Brief >>
Your task is to copy every entry exactly.

• • •

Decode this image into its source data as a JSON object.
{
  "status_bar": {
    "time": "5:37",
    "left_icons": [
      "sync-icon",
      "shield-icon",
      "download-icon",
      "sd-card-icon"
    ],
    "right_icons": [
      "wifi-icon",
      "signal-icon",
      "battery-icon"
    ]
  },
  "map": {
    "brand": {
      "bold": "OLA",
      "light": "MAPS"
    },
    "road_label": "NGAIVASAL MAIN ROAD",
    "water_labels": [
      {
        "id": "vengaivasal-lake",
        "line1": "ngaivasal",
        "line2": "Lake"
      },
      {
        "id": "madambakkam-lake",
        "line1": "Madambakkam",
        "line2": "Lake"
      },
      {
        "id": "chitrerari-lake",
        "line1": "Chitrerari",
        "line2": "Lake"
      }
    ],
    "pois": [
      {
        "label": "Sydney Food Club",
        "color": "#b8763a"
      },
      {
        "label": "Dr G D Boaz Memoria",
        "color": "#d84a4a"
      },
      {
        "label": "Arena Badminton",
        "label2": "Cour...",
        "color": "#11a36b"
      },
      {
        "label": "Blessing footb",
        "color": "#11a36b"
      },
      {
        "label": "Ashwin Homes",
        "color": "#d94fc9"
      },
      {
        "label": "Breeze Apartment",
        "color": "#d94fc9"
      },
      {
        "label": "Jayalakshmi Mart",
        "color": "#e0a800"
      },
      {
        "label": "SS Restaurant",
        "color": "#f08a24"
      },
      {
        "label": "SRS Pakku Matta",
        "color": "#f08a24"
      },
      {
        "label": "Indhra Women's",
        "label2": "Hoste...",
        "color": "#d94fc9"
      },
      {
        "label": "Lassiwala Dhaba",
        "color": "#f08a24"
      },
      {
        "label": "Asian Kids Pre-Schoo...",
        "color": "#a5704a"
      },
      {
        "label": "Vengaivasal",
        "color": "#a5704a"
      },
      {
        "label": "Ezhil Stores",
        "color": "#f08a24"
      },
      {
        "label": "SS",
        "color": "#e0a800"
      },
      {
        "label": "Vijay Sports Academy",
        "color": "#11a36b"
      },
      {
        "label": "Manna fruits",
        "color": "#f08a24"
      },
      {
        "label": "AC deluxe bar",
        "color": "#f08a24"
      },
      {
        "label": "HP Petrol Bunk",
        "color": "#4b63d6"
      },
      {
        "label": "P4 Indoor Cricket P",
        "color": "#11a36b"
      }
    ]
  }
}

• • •

Your response >>
Decode this image into its source data as a JSON object.
{
  "status_bar": {
    "time": "5:37",
    "left_icons": [
      "sync-icon",
      "shield-icon",
      "download-icon",
      "sd-card-icon"
    ],
    "right_icons": [
      "wifi-icon",
      "signal-icon",
      "battery-icon"
    ]
  },
  "map": {
    "brand": {
      "bold": "OLA",
      "light": "MAPS"
    },
    "road_label": "NGAIVASAL MAIN ROAD",
    "water_labels": [
      {
        "id": "vengaivasal-lake",
        "line1": "ngaivasal",
        "line2": "Lake"
      },
      {
        "id": "madambakkam-lake",
        "line1": "Madambakkam",
        "line2": "Lake"
      },
      {
        "id": "chitrerari-lake",
        "line1": "Chitrerari",
        "line2": "Lake"
      }
    ],
    "pois": [
      {
        "label": "Sydney Food Club",
        "color": "#b8763a"
      },
      {
        "label": "Dr G D Boaz Memoria",
        "color": "#d84a4a"
      },
      {
        "label": "Arena Badminton",
        "label2": "Cour...",
        "color": "#11a36b"
      },
      {
        "label": "Blessing footb",
        "color": "#11a36b"
      },
      {
        "label": "Ashwin Homes",
        "color": "#d94fc9"
      },
      {
        "label": "Breeze Apartment",
        "color": "#d94fc9"
      },
      {
        "label": "Jayalakshmi Mart",
        "color": "#e0a800"
      },
      {
        "label": "SS Restaurant",
        "color": "#f08a24"
      },
      {
        "label": "SRS Pakku Matta",
        "color": "#f08a24"
      },
      {
        "label": "Indhra Women's",
        "label2": "Hoste...",
        "color": "#d94fc9"
      },
      {
        "label": "Lassiwala Dhaba",
        "color": "#f08a24"
      },
      {
        "label": "Asian Kids Pre-Schoo...",
        "color": "#a5704a"
      },
      {
        "label": "Vengaivasal",
        "color": "#a5704a"
      },
      {
        "label": "Ezhil Stores",
        "color": "#f08a24"
      },
      {
        "label": "SS",
        "color": "#e0a800"
      },
      {
        "label": "Vijay Sports Academy",
        "color": "#11a36b"
      },
      {
        "label": "Manna fruits",
        "color": "#f08a24"
      },
      {
        "label": "AC deluxe bar",
        "color": "#f08a24"
      },
      {
        "label": "HP Petrol Bunk",
        "color": "#4b63d6"
      },
      {
        "label": "P4 Indoor Cricket P",
        "color": "#11a36b"
      }
    ]
  }
}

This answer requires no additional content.